*Directions for this task*: A complete answer lists every line of the entries below where the string "content" appears.
──────── Provided data ────────
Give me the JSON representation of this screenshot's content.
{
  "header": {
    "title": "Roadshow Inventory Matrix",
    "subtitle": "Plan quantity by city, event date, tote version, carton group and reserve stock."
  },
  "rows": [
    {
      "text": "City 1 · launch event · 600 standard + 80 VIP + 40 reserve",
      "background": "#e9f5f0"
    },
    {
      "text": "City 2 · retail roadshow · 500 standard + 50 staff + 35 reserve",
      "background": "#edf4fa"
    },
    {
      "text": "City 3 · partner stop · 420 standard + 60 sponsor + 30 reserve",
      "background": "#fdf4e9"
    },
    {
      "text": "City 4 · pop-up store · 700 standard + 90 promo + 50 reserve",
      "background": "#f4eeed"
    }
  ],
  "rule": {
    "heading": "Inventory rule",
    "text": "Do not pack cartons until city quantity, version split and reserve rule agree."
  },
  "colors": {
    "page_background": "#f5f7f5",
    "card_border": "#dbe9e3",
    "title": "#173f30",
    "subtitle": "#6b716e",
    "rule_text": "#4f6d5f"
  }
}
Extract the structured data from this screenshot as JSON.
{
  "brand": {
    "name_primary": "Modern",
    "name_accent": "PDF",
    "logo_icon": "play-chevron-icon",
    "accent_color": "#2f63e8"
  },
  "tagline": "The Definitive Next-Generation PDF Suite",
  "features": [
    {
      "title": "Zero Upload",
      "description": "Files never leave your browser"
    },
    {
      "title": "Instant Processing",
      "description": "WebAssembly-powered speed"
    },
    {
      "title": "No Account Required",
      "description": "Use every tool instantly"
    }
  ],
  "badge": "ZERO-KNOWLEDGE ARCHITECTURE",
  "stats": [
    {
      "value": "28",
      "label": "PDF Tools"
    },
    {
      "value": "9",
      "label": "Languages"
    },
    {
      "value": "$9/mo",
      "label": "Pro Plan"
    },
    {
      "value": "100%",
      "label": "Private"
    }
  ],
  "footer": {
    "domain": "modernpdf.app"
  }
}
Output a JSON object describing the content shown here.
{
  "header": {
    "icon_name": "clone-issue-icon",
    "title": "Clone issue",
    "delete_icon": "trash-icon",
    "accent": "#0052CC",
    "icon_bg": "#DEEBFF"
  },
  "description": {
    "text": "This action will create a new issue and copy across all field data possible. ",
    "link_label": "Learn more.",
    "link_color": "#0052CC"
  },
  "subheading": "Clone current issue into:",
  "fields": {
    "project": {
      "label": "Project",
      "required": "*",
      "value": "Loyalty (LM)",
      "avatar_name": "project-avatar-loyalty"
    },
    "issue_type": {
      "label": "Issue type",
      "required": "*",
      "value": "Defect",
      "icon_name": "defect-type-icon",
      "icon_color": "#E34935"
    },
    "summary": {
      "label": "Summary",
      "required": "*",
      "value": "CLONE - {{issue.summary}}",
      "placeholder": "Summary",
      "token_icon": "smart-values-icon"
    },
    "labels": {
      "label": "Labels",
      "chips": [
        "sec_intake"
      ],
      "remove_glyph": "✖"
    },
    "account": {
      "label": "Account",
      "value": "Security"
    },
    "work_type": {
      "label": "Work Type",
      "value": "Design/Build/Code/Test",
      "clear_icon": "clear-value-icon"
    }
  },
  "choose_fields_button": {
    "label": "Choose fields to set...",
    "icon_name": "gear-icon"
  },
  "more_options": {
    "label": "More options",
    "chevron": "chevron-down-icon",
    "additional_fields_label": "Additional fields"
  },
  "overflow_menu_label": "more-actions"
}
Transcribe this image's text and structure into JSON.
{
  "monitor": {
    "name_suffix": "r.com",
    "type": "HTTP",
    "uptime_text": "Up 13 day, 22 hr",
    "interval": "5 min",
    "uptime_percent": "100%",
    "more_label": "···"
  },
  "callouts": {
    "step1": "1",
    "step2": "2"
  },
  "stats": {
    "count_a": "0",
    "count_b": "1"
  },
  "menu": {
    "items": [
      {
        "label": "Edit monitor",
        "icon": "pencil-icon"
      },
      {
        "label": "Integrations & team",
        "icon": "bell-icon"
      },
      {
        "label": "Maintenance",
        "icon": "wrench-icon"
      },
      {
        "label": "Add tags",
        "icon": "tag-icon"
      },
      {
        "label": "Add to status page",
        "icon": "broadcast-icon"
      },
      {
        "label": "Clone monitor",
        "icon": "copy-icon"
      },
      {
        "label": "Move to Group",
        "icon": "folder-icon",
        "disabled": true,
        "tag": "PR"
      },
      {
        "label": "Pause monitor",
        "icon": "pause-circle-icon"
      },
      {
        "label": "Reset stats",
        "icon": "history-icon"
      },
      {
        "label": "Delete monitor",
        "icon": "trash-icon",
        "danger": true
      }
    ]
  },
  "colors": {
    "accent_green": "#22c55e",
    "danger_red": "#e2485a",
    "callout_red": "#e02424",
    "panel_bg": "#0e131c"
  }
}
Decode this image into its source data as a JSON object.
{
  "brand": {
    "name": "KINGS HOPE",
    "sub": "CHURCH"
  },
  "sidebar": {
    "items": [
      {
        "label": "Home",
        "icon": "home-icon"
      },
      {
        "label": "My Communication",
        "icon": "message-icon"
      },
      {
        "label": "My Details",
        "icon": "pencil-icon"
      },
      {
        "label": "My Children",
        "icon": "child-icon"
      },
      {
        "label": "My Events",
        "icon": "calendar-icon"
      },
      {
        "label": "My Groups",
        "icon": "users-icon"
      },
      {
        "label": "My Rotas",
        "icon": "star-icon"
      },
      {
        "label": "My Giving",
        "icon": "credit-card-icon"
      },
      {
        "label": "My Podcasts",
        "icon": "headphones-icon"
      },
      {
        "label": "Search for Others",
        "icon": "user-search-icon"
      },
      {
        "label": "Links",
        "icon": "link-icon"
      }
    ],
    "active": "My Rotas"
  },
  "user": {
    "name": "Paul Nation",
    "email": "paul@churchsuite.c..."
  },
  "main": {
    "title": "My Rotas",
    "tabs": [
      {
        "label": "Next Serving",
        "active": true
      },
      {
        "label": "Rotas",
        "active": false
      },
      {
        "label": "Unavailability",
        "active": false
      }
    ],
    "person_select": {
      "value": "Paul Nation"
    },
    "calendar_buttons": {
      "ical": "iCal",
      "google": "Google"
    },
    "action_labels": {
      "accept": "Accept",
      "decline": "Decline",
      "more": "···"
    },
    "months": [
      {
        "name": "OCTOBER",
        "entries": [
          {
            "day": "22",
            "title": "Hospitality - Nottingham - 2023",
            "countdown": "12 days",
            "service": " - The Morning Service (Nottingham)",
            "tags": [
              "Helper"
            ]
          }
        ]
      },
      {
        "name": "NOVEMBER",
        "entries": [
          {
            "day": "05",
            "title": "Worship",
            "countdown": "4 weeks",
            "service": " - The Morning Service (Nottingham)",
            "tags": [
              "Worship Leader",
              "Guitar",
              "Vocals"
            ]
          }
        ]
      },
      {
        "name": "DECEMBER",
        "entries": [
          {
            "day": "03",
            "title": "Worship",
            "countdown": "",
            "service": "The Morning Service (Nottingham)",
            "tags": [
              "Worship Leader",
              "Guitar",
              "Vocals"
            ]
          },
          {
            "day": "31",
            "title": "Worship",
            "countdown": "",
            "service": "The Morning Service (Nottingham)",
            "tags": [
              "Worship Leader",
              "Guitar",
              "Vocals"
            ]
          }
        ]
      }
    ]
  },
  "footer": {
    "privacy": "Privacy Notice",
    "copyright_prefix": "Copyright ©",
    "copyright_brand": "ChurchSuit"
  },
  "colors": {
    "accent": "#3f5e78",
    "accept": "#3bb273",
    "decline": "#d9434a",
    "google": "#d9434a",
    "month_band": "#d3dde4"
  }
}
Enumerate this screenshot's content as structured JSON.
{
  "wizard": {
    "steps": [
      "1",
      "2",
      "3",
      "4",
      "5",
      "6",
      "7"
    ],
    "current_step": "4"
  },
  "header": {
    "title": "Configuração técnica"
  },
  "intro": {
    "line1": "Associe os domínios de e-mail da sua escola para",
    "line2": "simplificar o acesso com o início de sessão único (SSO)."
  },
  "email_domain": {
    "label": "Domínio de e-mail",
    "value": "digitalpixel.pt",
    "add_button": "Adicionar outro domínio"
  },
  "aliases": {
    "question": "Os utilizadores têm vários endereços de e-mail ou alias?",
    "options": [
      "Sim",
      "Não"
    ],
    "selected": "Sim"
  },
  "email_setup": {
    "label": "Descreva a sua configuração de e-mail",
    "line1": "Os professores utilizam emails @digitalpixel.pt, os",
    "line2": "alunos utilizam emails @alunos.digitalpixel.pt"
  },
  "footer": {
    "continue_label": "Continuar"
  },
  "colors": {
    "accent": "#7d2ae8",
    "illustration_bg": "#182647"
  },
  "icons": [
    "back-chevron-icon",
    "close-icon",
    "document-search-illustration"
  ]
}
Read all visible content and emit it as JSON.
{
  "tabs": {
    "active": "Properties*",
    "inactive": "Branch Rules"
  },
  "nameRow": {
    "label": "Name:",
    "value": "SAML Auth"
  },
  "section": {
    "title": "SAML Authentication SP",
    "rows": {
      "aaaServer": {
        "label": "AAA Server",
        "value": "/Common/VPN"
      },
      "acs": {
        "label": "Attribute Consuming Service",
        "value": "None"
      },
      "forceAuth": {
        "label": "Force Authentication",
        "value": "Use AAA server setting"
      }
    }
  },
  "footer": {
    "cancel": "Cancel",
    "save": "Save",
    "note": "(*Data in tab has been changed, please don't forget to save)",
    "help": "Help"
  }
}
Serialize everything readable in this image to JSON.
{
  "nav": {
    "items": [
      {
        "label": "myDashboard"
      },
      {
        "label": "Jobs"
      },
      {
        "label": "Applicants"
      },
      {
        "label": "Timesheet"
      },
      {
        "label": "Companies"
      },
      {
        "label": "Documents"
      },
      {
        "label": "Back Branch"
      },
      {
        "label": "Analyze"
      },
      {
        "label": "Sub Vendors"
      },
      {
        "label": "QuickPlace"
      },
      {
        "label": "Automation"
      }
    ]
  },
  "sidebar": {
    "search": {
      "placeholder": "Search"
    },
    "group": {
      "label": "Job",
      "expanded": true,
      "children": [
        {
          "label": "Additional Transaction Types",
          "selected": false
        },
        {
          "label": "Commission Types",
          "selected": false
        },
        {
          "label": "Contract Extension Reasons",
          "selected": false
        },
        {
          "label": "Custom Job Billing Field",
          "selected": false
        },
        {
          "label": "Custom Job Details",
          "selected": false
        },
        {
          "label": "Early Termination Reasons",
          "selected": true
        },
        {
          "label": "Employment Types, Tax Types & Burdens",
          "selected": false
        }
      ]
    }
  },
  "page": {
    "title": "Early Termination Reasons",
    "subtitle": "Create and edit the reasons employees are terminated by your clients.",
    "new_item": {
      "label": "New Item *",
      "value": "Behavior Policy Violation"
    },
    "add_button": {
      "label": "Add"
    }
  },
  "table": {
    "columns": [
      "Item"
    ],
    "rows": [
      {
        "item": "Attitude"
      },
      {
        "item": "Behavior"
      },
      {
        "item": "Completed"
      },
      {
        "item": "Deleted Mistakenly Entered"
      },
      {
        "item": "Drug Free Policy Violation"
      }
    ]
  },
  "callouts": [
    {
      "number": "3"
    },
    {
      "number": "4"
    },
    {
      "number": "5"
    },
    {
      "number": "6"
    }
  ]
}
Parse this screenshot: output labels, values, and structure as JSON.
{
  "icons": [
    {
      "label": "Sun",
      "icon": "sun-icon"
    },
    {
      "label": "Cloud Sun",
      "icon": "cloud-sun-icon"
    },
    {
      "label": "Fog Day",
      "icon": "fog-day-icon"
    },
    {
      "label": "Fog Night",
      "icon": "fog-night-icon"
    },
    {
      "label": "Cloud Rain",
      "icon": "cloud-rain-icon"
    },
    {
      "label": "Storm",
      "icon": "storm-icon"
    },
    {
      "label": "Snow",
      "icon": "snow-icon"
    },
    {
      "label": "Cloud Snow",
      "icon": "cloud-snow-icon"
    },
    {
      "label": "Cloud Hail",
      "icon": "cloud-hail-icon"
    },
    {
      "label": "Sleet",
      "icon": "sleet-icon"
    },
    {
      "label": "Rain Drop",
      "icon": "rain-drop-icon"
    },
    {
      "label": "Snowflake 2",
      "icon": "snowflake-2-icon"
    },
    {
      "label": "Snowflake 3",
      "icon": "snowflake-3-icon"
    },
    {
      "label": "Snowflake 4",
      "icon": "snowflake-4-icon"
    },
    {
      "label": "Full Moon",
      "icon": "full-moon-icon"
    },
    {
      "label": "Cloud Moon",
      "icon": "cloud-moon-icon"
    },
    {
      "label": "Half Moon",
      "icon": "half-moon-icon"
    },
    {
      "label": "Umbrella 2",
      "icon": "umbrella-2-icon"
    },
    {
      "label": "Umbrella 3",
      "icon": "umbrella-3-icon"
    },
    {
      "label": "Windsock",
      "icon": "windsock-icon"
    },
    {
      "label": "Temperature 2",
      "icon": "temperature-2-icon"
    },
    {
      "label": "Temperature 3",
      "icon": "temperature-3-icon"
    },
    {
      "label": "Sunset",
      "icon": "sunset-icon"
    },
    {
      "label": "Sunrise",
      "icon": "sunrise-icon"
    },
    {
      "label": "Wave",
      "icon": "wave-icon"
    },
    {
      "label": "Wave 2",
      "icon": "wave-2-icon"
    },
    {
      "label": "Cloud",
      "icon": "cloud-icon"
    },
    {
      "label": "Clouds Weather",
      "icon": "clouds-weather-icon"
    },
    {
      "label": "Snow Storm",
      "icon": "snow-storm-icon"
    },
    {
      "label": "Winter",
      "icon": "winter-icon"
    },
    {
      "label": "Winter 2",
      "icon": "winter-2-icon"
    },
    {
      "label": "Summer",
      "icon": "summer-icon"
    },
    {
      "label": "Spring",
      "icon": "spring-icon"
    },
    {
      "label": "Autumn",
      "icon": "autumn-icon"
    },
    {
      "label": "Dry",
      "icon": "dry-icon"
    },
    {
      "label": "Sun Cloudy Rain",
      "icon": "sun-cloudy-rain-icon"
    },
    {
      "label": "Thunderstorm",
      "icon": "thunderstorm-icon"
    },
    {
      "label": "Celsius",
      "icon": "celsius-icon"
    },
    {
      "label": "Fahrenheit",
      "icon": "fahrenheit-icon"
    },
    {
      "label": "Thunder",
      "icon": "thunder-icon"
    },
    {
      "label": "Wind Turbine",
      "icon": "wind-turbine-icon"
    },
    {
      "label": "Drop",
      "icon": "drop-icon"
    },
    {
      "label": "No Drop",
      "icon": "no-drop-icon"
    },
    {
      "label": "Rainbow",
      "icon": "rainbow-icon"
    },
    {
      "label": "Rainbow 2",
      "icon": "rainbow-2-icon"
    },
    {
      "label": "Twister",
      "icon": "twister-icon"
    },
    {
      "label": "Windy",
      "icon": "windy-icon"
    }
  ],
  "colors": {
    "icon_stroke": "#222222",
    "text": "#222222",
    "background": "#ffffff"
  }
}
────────
*Answer to this task*:
Give me the JSON representation of this screenshot's content.
Output a JSON object describing the content shown here.
Enumerate this screenshot's content as structured JSON.
Read all visible content and emit it as JSON.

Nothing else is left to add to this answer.